Though a small nation, Kuwait has an outsized role in oil production. The country has an estimated 94 billion barrels of proven oil reserves, about 9 percent of the world’s total. The oldest and largest of Kuwait’s oil fields—the Greater Burgan field in southeastern Kuwait—produces about 1.6 million barrels of oil a day.
The Greater Burgan is comprised of three smaller fields: Burgan, Magwa, and Ahmadi. The first oil well was installed in Burgan in 1938. Oil was discovered at the Magwa field in 1950 and at the Ahmadi field in 1952. The Advanced Spaceborne Thermal Emission and Reflection Radiometer (ASTER) on NASA’s Terra satellite captured this image of a portion of the Burgan field on September 27, 2009. (Download the large image to see the broader area.)

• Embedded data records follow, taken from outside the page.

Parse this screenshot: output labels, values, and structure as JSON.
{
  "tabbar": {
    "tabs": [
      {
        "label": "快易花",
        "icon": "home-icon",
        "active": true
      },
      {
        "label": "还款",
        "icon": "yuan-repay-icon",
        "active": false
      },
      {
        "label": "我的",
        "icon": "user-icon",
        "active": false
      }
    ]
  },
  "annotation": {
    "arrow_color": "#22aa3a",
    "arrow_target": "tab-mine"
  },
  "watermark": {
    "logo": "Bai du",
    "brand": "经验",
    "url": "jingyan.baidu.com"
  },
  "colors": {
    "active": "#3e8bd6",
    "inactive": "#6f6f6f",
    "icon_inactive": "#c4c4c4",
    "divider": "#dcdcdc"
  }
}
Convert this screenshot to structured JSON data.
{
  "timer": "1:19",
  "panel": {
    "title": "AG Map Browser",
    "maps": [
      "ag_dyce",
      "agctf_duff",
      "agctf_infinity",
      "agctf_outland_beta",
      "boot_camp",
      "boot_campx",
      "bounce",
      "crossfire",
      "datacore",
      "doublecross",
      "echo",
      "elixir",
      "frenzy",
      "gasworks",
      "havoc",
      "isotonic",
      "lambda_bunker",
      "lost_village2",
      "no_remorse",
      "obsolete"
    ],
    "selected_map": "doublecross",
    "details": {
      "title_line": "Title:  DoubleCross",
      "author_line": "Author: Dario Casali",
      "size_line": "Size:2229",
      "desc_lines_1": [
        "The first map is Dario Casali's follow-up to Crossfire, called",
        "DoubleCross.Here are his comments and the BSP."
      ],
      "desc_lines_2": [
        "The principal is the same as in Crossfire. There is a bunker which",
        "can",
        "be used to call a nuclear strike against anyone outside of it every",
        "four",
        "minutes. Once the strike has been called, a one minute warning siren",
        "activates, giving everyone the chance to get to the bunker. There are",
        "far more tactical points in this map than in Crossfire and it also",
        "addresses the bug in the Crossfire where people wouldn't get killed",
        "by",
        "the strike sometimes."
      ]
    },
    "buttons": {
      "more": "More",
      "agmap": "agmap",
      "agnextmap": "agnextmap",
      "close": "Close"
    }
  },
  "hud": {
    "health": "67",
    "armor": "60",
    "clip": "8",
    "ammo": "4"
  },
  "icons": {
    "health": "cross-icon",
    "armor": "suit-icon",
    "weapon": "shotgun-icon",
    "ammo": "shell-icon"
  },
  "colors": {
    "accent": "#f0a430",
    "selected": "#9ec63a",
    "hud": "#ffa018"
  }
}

ASTER combines infrared, red, and green wavelengths of light to make false-color images. Vegetation appears red; buildings are white and gray; water is light blue; roads are gray; and the desert is tan. In the top image, a network of interlocking roads connects individual wellheads. The parts of the desert that appear to be stained a darker brown are most likely the remnants of oil lakes and tar mats that formed after oil well fires were ignited during the Persian Gulf War. In the wider view (bottom), Ahmadi, a wealthy suburb of Kuwait City and home to the Kuwait Oil Company headquarters, appears red due to trees and lawns.
Gas flares appear as orange specks with streams of black smoke. When crude oil is brought to the surface, natural gas (usually methane) comes up as well. When there is inadequate infrastructure to capture the methane, oil companies generally burn the gas to avoid releasing it directly into the atmosphere. Methane is a greenhouse gas that is many times more potent than carbon dioxide. While flaring continues in Kuwait, the volume has declined in recent years. While 17 percent of gas produced by the Kuwait Oil Company was burned off in 2005, approximately 1 percent was burned in 2011, according to the company.